#### [AIM OF THE TASK]
Your task is to repeat the listing exactly.

#### [RECORDS FOR THIS EXERCISE]
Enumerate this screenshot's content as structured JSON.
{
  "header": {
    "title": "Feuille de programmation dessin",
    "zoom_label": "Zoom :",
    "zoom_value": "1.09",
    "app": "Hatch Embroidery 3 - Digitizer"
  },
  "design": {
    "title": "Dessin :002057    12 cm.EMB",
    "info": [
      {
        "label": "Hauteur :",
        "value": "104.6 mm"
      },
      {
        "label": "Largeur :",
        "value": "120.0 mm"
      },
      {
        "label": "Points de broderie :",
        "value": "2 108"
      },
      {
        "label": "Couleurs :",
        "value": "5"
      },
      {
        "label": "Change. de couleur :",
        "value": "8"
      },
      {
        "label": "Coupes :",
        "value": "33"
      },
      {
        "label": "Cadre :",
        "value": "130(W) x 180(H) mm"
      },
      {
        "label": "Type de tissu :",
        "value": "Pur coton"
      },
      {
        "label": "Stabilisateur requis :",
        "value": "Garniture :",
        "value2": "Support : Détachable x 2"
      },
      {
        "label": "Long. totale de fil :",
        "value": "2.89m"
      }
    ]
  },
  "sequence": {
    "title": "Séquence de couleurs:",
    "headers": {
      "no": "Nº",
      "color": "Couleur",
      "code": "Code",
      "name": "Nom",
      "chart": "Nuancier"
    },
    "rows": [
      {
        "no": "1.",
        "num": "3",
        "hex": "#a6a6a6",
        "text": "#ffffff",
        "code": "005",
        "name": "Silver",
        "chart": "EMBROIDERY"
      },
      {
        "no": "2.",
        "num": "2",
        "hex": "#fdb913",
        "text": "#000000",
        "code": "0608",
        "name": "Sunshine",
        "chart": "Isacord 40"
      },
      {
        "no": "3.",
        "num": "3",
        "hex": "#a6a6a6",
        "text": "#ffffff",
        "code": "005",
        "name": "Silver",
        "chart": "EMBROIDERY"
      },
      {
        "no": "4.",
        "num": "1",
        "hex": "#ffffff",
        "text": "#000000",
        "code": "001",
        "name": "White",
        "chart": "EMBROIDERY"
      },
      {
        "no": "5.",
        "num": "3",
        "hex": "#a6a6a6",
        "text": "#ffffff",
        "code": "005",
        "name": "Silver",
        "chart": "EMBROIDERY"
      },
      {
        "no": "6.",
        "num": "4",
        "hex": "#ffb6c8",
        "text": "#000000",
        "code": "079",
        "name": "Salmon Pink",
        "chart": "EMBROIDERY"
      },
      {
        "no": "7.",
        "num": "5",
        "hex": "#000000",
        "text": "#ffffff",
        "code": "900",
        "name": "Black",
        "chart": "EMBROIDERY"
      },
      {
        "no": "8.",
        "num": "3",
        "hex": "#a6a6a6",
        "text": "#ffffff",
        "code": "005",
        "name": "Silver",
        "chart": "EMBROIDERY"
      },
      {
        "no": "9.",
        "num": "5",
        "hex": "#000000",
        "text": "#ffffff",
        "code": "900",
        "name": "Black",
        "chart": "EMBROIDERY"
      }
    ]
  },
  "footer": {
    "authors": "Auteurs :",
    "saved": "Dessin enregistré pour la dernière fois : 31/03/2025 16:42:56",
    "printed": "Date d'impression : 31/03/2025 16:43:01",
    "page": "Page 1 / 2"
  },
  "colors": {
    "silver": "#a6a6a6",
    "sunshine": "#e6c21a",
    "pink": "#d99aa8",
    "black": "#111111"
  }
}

#### [ANSWER SPACE]
Enumerate this screenshot's content as structured JSON.
{
  "header": {
    "title": "Feuille de programmation dessin",
    "zoom_label": "Zoom :",
    "zoom_value": "1.09",
    "app": "Hatch Embroidery 3 - Digitizer"
  },
  "design": {
    "title": "Dessin :002057    12 cm.EMB",
    "info": [
      {
        "label": "Hauteur :",
        "value": "104.6 mm"
      },
      {
        "label": "Largeur :",
        "value": "120.0 mm"
      },
      {
        "label": "Points de broderie :",
        "value": "2 108"
      },
      {
        "label": "Couleurs :",
        "value": "5"
      },
      {
        "label": "Change. de couleur :",
        "value": "8"
      },
      {
        "label": "Coupes :",
        "value": "33"
      },
      {
        "label": "Cadre :",
        "value": "130(W) x 180(H) mm"
      },
      {
        "label": "Type de tissu :",
        "value": "Pur coton"
      },
      {
        "label": "Stabilisateur requis :",
        "value": "Garniture :",
        "value2": "Support : Détachable x 2"
      },
      {
        "label": "Long. totale de fil :",
        "value": "2.89m"
      }
    ]
  },
  "sequence": {
    "title": "Séquence de couleurs:",
    "headers": {
      "no": "Nº",
      "color": "Couleur",
      "code": "Code",
      "name": "Nom",
      "chart": "Nuancier"
    },
    "rows": [
      {
        "no": "1.",
        "num": "3",
        "hex": "#a6a6a6",
        "text": "#ffffff",
        "code": "005",
        "name": "Silver",
        "chart": "EMBROIDERY"
      },
      {
        "no": "2.",
        "num": "2",
        "hex": "#fdb913",
        "text": "#000000",
        "code": "0608",
        "name": "Sunshine",
        "chart": "Isacord 40"
      },
      {
        "no": "3.",
        "num": "3",
        "hex": "#a6a6a6",
        "text": "#ffffff",
        "code": "005",
        "name": "Silver",
        "chart": "EMBROIDERY"
      },
      {
        "no": "4.",
        "num": "1",
        "hex": "#ffffff",
        "text": "#000000",
        "code": "001",
        "name": "White",
        "chart": "EMBROIDERY"
      },
      {
        "no": "5.",
        "num": "3",
        "hex": "#a6a6a6",
        "text": "#ffffff",
        "code": "005",
        "name": "Silver",
        "chart": "EMBROIDERY"
      },
      {
        "no": "6.",
        "num": "4",
        "hex": "#ffb6c8",
        "text": "#000000",
        "code": "079",
        "name": "Salmon Pink",
        "chart": "EMBROIDERY"
      },
      {
        "no": "7.",
        "num": "5",
        "hex": "#000000",
        "text": "#ffffff",
        "code": "900",
        "name": "Black",
        "chart": "EMBROIDERY"
      },
      {
        "no": "8.",
        "num": "3",
        "hex": "#a6a6a6",
        "text": "#ffffff",
        "code": "005",
        "name": "Silver",
        "chart": "EMBROIDERY"
      },
      {
        "no": "9.",
        "num": "5",
        "hex": "#000000",
        "text": "#ffffff",
        "code": "900",
        "name": "Black",
        "chart": "EMBROIDERY"
      }
    ]
  },
  "footer": {
    "authors": "Auteurs :",
    "saved": "Dessin enregistré pour la dernière fois : 31/03/2025 16:42:56",
    "printed": "Date d'impression : 31/03/2025 16:43:01",
    "page": "Page 1 / 2"
  },
  "colors": {
    "silver": "#a6a6a6",
    "sunshine": "#e6c21a",
    "pink": "#d99aa8",
    "black": "#111111"
  }
}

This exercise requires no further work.